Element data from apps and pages
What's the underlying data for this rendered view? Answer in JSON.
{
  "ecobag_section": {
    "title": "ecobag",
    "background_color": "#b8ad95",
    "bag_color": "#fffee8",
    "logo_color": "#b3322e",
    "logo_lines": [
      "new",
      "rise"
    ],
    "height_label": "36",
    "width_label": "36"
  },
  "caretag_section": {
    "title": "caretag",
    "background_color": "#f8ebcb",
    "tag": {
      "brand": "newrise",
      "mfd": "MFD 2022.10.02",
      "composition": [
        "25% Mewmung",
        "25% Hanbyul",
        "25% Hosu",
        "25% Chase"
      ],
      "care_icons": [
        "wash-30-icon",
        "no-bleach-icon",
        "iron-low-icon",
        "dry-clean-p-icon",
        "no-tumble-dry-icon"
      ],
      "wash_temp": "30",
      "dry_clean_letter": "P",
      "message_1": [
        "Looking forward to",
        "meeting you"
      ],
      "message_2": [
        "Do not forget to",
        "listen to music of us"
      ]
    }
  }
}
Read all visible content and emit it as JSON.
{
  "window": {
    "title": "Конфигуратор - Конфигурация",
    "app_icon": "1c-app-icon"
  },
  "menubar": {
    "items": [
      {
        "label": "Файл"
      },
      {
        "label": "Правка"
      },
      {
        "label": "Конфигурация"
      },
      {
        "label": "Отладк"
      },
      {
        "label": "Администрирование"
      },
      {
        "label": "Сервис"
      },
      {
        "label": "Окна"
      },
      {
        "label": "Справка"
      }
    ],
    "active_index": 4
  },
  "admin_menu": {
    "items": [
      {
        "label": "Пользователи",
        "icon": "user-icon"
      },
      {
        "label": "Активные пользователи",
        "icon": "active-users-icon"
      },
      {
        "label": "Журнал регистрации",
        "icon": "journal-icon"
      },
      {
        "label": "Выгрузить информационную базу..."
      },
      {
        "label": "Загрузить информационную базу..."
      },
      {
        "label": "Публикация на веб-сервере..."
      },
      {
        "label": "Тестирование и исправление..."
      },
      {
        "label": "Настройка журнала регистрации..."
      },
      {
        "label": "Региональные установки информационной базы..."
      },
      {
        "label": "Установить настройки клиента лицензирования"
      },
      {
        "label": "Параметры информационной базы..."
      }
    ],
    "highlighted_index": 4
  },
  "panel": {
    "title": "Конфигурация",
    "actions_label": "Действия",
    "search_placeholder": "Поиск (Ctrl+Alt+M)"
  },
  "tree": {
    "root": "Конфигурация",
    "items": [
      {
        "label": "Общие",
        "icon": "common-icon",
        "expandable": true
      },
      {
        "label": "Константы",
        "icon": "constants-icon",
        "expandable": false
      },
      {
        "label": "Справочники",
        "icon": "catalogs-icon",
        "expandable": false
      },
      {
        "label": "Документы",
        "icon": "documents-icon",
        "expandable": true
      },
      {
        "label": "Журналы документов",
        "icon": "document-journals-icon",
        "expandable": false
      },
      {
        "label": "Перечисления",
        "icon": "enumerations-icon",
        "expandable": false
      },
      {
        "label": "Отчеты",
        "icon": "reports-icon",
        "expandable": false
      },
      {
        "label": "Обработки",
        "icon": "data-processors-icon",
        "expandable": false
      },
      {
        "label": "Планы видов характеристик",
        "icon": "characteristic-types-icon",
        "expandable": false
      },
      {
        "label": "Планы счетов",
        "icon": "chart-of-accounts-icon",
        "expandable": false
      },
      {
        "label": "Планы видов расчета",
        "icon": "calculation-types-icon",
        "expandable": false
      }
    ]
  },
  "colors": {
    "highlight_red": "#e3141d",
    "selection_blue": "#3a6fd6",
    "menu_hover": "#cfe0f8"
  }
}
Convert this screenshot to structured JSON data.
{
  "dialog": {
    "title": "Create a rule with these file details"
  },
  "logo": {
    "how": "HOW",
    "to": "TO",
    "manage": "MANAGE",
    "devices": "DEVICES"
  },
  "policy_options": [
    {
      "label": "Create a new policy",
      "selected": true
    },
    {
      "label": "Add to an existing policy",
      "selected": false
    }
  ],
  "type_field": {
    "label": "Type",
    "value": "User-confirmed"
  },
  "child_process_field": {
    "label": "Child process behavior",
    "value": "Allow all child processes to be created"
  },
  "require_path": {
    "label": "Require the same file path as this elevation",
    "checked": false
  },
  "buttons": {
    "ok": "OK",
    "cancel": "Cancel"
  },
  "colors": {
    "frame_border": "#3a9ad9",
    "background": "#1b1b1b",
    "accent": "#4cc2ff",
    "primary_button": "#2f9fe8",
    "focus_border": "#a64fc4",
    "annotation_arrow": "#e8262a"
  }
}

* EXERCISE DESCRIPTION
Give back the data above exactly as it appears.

* SOLUTION FOR THIS TASK
What's the underlying data for this rendered view? Answer in JSON.
{
  "ecobag_section": {
    "title": "ecobag",
    "background_color": "#b8ad95",
    "bag_color": "#fffee8",
    "logo_color": "#b3322e",
    "logo_lines": [
      "new",
      "rise"
    ],
    "height_label": "36",
    "width_label": "36"
  },
  "caretag_section": {
    "title": "caretag",
    "background_color": "#f8ebcb",
    "tag": {
      "brand": "newrise",
      "mfd": "MFD 2022.10.02",
      "composition": [
        "25% Mewmung",
        "25% Hanbyul",
        "25% Hosu",
        "25% Chase"
      ],
      "care_icons": [
        "wash-30-icon",
        "no-bleach-icon",
        "iron-low-icon",
        "dry-clean-p-icon",
        "no-tumble-dry-icon"
      ],
      "wash_temp": "30",
      "dry_clean_letter": "P",
      "message_1": [
        "Looking forward to",
        "meeting you"
      ],
      "message_2": [
        "Do not forget to",
        "listen to music of us"
      ]
    }
  }
}
Read all visible content and emit it as JSON.
{
  "window": {
    "title": "Конфигуратор - Конфигурация",
    "app_icon": "1c-app-icon"
  },
  "menubar": {
    "items": [
      {
        "label": "Файл"
      },
      {
        "label": "Правка"
      },
      {
        "label": "Конфигурация"
      },
      {
        "label": "Отладк"
      },
      {
        "label": "Администрирование"
      },
      {
        "label": "Сервис"
      },
      {
        "label": "Окна"
      },
      {
        "label": "Справка"
      }
    ],
    "active_index": 4
  },
  "admin_menu": {
    "items": [
      {
        "label": "Пользователи",
        "icon": "user-icon"
      },
      {
        "label": "Активные пользователи",
        "icon": "active-users-icon"
      },
      {
        "label": "Журнал регистрации",
        "icon": "journal-icon"
      },
      {
        "label": "Выгрузить информационную базу..."
      },
      {
        "label": "Загрузить информационную базу..."
      },
      {
        "label": "Публикация на веб-сервере..."
      },
      {
        "label": "Тестирование и исправление..."
      },
      {
        "label": "Настройка журнала регистрации..."
      },
      {
        "label": "Региональные установки информационной базы..."
      },
      {
        "label": "Установить настройки клиента лицензирования"
      },
      {
        "label": "Параметры информационной базы..."
      }
    ],
    "highlighted_index": 4
  },
  "panel": {
    "title": "Конфигурация",
    "actions_label": "Действия",
    "search_placeholder": "Поиск (Ctrl+Alt+M)"
  },
  "tree": {
    "root": "Конфигурация",
    "items": [
      {
        "label": "Общие",
        "icon": "common-icon",
        "expandable": true
      },
      {
        "label": "Константы",
        "icon": "constants-icon",
        "expandable": false
      },
      {
        "label": "Справочники",
        "icon": "catalogs-icon",
        "expandable": false
      },
      {
        "label": "Документы",
        "icon": "documents-icon",
        "expandable": true
      },
      {
        "label": "Журналы документов",
        "icon": "document-journals-icon",
        "expandable": false
      },
      {
        "label": "Перечисления",
        "icon": "enumerations-icon",
        "expandable": false
      },
      {
        "label": "Отчеты",
        "icon": "reports-icon",
        "expandable": false
      },
      {
        "label": "Обработки",
        "icon": "data-processors-icon",
        "expandable": false
      },
      {
        "label": "Планы видов характеристик",
        "icon": "characteristic-types-icon",
        "expandable": false
      },
      {
        "label": "Планы счетов",
        "icon": "chart-of-accounts-icon",
        "expandable": false
      },
      {
        "label": "Планы видов расчета",
        "icon": "calculation-types-icon",
        "expandable": false
      }
    ]
  },
  "colors": {
    "highlight_red": "#e3141d",
    "selection_blue": "#3a6fd6",
    "menu_hover": "#cfe0f8"
  }
}
Convert this screenshot to structured JSON data.
{
  "dialog": {
    "title": "Create a rule with these file details"
  },
  "logo": {
    "how": "HOW",
    "to": "TO",
    "manage": "MANAGE",
    "devices": "DEVICES"
  },
  "policy_options": [
    {
      "label": "Create a new policy",
      "selected": true
    },
    {
      "label": "Add to an existing policy",
      "selected": false
    }
  ],
  "type_field": {
    "label": "Type",
    "value": "User-confirmed"
  },
  "child_process_field": {
    "label": "Child process behavior",
    "value": "Allow all child processes to be created"
  },
  "require_path": {
    "label": "Require the same file path as this elevation",
    "checked": false
  },
  "buttons": {
    "ok": "OK",
    "cancel": "Cancel"
  },
  "colors": {
    "frame_border": "#3a9ad9",
    "background": "#1b1b1b",
    "accent": "#4cc2ff",
    "primary_button": "#2f9fe8",
    "focus_border": "#a64fc4",
    "annotation_arrow": "#e8262a"
  }
}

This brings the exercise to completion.